### Directions
Copy the data exactly, pictures aside.

:: Given entries ::

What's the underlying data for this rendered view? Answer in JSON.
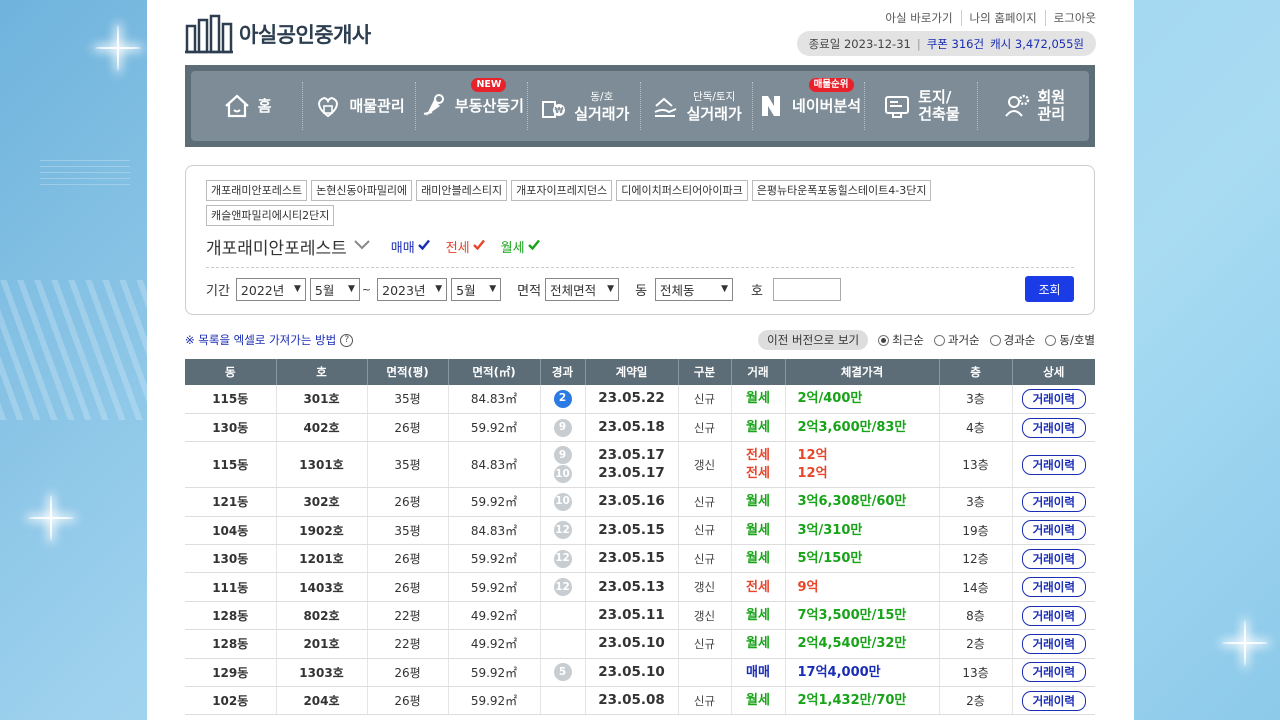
{
  "header": {
    "logo_text": "아실공인중개사",
    "links": [
      "아실 바로가기",
      "나의 홈페이지",
      "로그아웃"
    ],
    "expire_label": "종료일 2023-12-31",
    "coupon": "쿠폰 316건",
    "cash": "캐시 3,472,055원"
  },
  "nav": {
    "items": [
      {
        "label": "홈",
        "icon": "home-icon"
      },
      {
        "label": "매물관리",
        "icon": "house-heart-icon"
      },
      {
        "label": "부동산등기",
        "icon": "registry-icon",
        "badge": "NEW"
      },
      {
        "label": "실거래가",
        "small": "동/호",
        "icon": "building-money-icon"
      },
      {
        "label": "실거래가",
        "small": "단독/토지",
        "icon": "land-hand-icon"
      },
      {
        "label": "네이버분석",
        "icon": "naver-icon",
        "badge": "매물순위"
      },
      {
        "label": "토지/\n건축물",
        "icon": "document-icon"
      },
      {
        "label": "회원\n관리",
        "icon": "member-gear-icon"
      }
    ]
  },
  "filter": {
    "chips": [
      "개포래미안포레스트",
      "논현신동아파밀리에",
      "래미안블레스티지",
      "개포자이프레지던스",
      "디에이치퍼스티어아이파크",
      "은평뉴타운폭포동힐스테이트4-3단지",
      "캐슬앤파밀리에시티2단지"
    ],
    "selected_name": "개포래미안포레스트",
    "trade_types": [
      {
        "label": "매매",
        "color": "#1a2db5"
      },
      {
        "label": "전세",
        "color": "#e8452b"
      },
      {
        "label": "월세",
        "color": "#18a318"
      }
    ],
    "period_label": "기간",
    "from_year": "2022년",
    "from_month": "5월",
    "tilde": "~",
    "to_year": "2023년",
    "to_month": "5월",
    "area_label": "면적",
    "area_value": "전체면적",
    "dong_label": "동",
    "dong_value": "전체동",
    "ho_label": "호",
    "ho_value": "",
    "search_button": "조회"
  },
  "listbar": {
    "excel_link": "※ 목록을 엑셀로 가져가는 방법",
    "prev_version": "이전 버전으로 보기",
    "sorts": [
      {
        "label": "최근순",
        "checked": true
      },
      {
        "label": "과거순",
        "checked": false
      },
      {
        "label": "경과순",
        "checked": false
      },
      {
        "label": "동/호별",
        "checked": false
      }
    ]
  },
  "table": {
    "headers": [
      "동",
      "호",
      "면적(평)",
      "면적(㎡)",
      "경과",
      "계약일",
      "구분",
      "거래",
      "체결가격",
      "층",
      "상세"
    ],
    "detail_label": "거래이력",
    "rows": [
      {
        "dong": "115동",
        "ho": "301호",
        "py": "35평",
        "m2": "84.83㎡",
        "elapsed": [
          "2"
        ],
        "elapsed_blue": true,
        "date": [
          "23.05.22"
        ],
        "gubun": "신규",
        "trade": [
          "월세"
        ],
        "price": [
          "2억/400만"
        ],
        "floor": "3층"
      },
      {
        "dong": "130동",
        "ho": "402호",
        "py": "26평",
        "m2": "59.92㎡",
        "elapsed": [
          "9"
        ],
        "date": [
          "23.05.18"
        ],
        "gubun": "신규",
        "trade": [
          "월세"
        ],
        "price": [
          "2억3,600만/83만"
        ],
        "floor": "4층"
      },
      {
        "dong": "115동",
        "ho": "1301호",
        "py": "35평",
        "m2": "84.83㎡",
        "elapsed": [
          "9",
          "10"
        ],
        "date": [
          "23.05.17",
          "23.05.17"
        ],
        "gubun": "갱신",
        "trade": [
          "전세",
          "전세"
        ],
        "price": [
          "12억",
          "12억"
        ],
        "floor": "13층"
      },
      {
        "dong": "121동",
        "ho": "302호",
        "py": "26평",
        "m2": "59.92㎡",
        "elapsed": [
          "10"
        ],
        "date": [
          "23.05.16"
        ],
        "gubun": "신규",
        "trade": [
          "월세"
        ],
        "price": [
          "3억6,308만/60만"
        ],
        "floor": "3층"
      },
      {
        "dong": "104동",
        "ho": "1902호",
        "py": "35평",
        "m2": "84.83㎡",
        "elapsed": [
          "12"
        ],
        "date": [
          "23.05.15"
        ],
        "gubun": "신규",
        "trade": [
          "월세"
        ],
        "price": [
          "3억/310만"
        ],
        "floor": "19층"
      },
      {
        "dong": "130동",
        "ho": "1201호",
        "py": "26평",
        "m2": "59.92㎡",
        "elapsed": [
          "12"
        ],
        "date": [
          "23.05.15"
        ],
        "gubun": "신규",
        "trade": [
          "월세"
        ],
        "price": [
          "5억/150만"
        ],
        "floor": "12층"
      },
      {
        "dong": "111동",
        "ho": "1403호",
        "py": "26평",
        "m2": "59.92㎡",
        "elapsed": [
          "12"
        ],
        "date": [
          "23.05.13"
        ],
        "gubun": "갱신",
        "trade": [
          "전세"
        ],
        "price": [
          "9억"
        ],
        "floor": "14층"
      },
      {
        "dong": "128동",
        "ho": "802호",
        "py": "22평",
        "m2": "49.92㎡",
        "elapsed": [],
        "date": [
          "23.05.11"
        ],
        "gubun": "갱신",
        "trade": [
          "월세"
        ],
        "price": [
          "7억3,500만/15만"
        ],
        "floor": "8층"
      },
      {
        "dong": "128동",
        "ho": "201호",
        "py": "22평",
        "m2": "49.92㎡",
        "elapsed": [],
        "date": [
          "23.05.10"
        ],
        "gubun": "신규",
        "trade": [
          "월세"
        ],
        "price": [
          "2억4,540만/32만"
        ],
        "floor": "2층"
      },
      {
        "dong": "129동",
        "ho": "1303호",
        "py": "26평",
        "m2": "59.92㎡",
        "elapsed": [
          "5"
        ],
        "date": [
          "23.05.10"
        ],
        "gubun": "",
        "trade": [
          "매매"
        ],
        "price": [
          "17억4,000만"
        ],
        "floor": "13층"
      },
      {
        "dong": "102동",
        "ho": "204호",
        "py": "26평",
        "m2": "59.92㎡",
        "elapsed": [],
        "date": [
          "23.05.08"
        ],
        "gubun": "신규",
        "trade": [
          "월세"
        ],
        "price": [
          "2억1,432만/70만"
        ],
        "floor": "2층"
      }
    ]
  },
  "colors": {
    "nav_bg": "#5d6d78",
    "sale": "#1a2db5",
    "jeonse": "#e8452b",
    "wolse": "#18a318",
    "accent": "#1a3be6"
  }
}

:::

### Completed exercise
What's the underlying data for this rendered view? Answer in JSON.
{
  "header": {
    "logo_text": "아실공인중개사",
    "links": [
      "아실 바로가기",
      "나의 홈페이지",
      "로그아웃"
    ],
    "expire_label": "종료일 2023-12-31",
    "coupon": "쿠폰 316건",
    "cash": "캐시 3,472,055원"
  },
  "nav": {
    "items": [
      {
        "label": "홈",
        "icon": "home-icon"
      },
      {
        "label": "매물관리",
        "icon": "house-heart-icon"
      },
      {
        "label": "부동산등기",
        "icon": "registry-icon",
        "badge": "NEW"
      },
      {
        "label": "실거래가",
        "small": "동/호",
        "icon": "building-money-icon"
      },
      {
        "label": "실거래가",
        "small": "단독/토지",
        "icon": "land-hand-icon"
      },
      {
        "label": "네이버분석",
        "icon": "naver-icon",
        "badge": "매물순위"
      },
      {
        "label": "토지/\n건축물",
        "icon": "document-icon"
      },
      {
        "label": "회원\n관리",
        "icon": "member-gear-icon"
      }
    ]
  },
  "filter": {
    "chips": [
      "개포래미안포레스트",
      "논현신동아파밀리에",
      "래미안블레스티지",
      "개포자이프레지던스",
      "디에이치퍼스티어아이파크",
      "은평뉴타운폭포동힐스테이트4-3단지",
      "캐슬앤파밀리에시티2단지"
    ],
    "selected_name": "개포래미안포레스트",
    "trade_types": [
      {
        "label": "매매",
        "color": "#1a2db5"
      },
      {
        "label": "전세",
        "color": "#e8452b"
      },
      {
        "label": "월세",
        "color": "#18a318"
      }
    ],
    "period_label": "기간",
    "from_year": "2022년",
    "from_month": "5월",
    "tilde": "~",
    "to_year": "2023년",
    "to_month": "5월",
    "area_label": "면적",
    "area_value": "전체면적",
    "dong_label": "동",
    "dong_value": "전체동",
    "ho_label": "호",
    "ho_value": "",
    "search_button": "조회"
  },
  "listbar": {
    "excel_link": "※ 목록을 엑셀로 가져가는 방법",
    "prev_version": "이전 버전으로 보기",
    "sorts": [
      {
        "label": "최근순",
        "checked": true
      },
      {
        "label": "과거순",
        "checked": false
      },
      {
        "label": "경과순",
        "checked": false
      },
      {
        "label": "동/호별",
        "checked": false
      }
    ]
  },
  "table": {
    "headers": [
      "동",
      "호",
      "면적(평)",
      "면적(㎡)",
      "경과",
      "계약일",
      "구분",
      "거래",
      "체결가격",
      "층",
      "상세"
    ],
    "detail_label": "거래이력",
    "rows": [
      {
        "dong": "115동",
        "ho": "301호",
        "py": "35평",
        "m2": "84.83㎡",
        "elapsed": [
          "2"
        ],
        "elapsed_blue": true,
        "date": [
          "23.05.22"
        ],
        "gubun": "신규",
        "trade": [
          "월세"
        ],
        "price": [
          "2억/400만"
        ],
        "floor": "3층"
      },
      {
        "dong": "130동",
        "ho": "402호",
        "py": "26평",
        "m2": "59.92㎡",
        "elapsed": [
          "9"
        ],
        "date": [
          "23.05.18"
        ],
        "gubun": "신규",
        "trade": [
          "월세"
        ],
        "price": [
          "2억3,600만/83만"
        ],
        "floor": "4층"
      },
      {
        "dong": "115동",
        "ho": "1301호",
        "py": "35평",
        "m2": "84.83㎡",
        "elapsed": [
          "9",
          "10"
        ],
        "date": [
          "23.05.17",
          "23.05.17"
        ],
        "gubun": "갱신",
        "trade": [
          "전세",
          "전세"
        ],
        "price": [
          "12억",
          "12억"
        ],
        "floor": "13층"
      },
      {
        "dong": "121동",
        "ho": "302호",
        "py": "26평",
        "m2": "59.92㎡",
        "elapsed": [
          "10"
        ],
        "date": [
          "23.05.16"
        ],
        "gubun": "신규",
        "trade": [
          "월세"
        ],
        "price": [
          "3억6,308만/60만"
        ],
        "floor": "3층"
      },
      {
        "dong": "104동",
        "ho": "1902호",
        "py": "35평",
        "m2": "84.83㎡",
        "elapsed": [
          "12"
        ],
        "date": [
          "23.05.15"
        ],
        "gubun": "신규",
        "trade": [
          "월세"
        ],
        "price": [
          "3억/310만"
        ],
        "floor": "19층"
      },
      {
        "dong": "130동",
        "ho": "1201호",
        "py": "26평",
        "m2": "59.92㎡",
        "elapsed": [
          "12"
        ],
        "date": [
          "23.05.15"
        ],
        "gubun": "신규",
        "trade": [
          "월세"
        ],
        "price": [
          "5억/150만"
        ],
        "floor": "12층"
      },
      {
        "dong": "111동",
        "ho": "1403호",
        "py": "26평",
        "m2": "59.92㎡",
        "elapsed": [
          "12"
        ],
        "date": [
          "23.05.13"
        ],
        "gubun": "갱신",
        "trade": [
          "전세"
        ],
        "price": [
          "9억"
        ],
        "floor": "14층"
      },
      {
        "dong": "128동",
        "ho": "802호",
        "py": "22평",
        "m2": "49.92㎡",
        "elapsed": [],
        "date": [
          "23.05.11"
        ],
        "gubun": "갱신",
        "trade": [
          "월세"
        ],
        "price": [
          "7억3,500만/15만"
        ],
        "floor": "8층"
      },
      {
        "dong": "128동",
        "ho": "201호",
        "py": "22평",
        "m2": "49.92㎡",
        "elapsed": [],
        "date": [
          "23.05.10"
        ],
        "gubun": "신규",
        "trade": [
          "월세"
        ],
        "price": [
          "2억4,540만/32만"
        ],
        "floor": "2층"
      },
      {
        "dong": "129동",
        "ho": "1303호",
        "py": "26평",
        "m2": "59.92㎡",
        "elapsed": [
          "5"
        ],
        "date": [
          "23.05.10"
        ],
        "gubun": "",
        "trade": [
          "매매"
        ],
        "price": [
          "17억4,000만"
        ],
        "floor": "13층"
      },
      {
        "dong": "102동",
        "ho": "204호",
        "py": "26평",
        "m2": "59.92㎡",
        "elapsed": [],
        "date": [
          "23.05.08"
        ],
        "gubun": "신규",
        "trade": [
          "월세"
        ],
        "price": [
          "2억1,432만/70만"
        ],
        "floor": "2층"
      }
    ]
  },
  "colors": {
    "nav_bg": "#5d6d78",
    "sale": "#1a2db5",
    "jeonse": "#e8452b",
    "wolse": "#18a318",
    "accent": "#1a3be6"
  }
}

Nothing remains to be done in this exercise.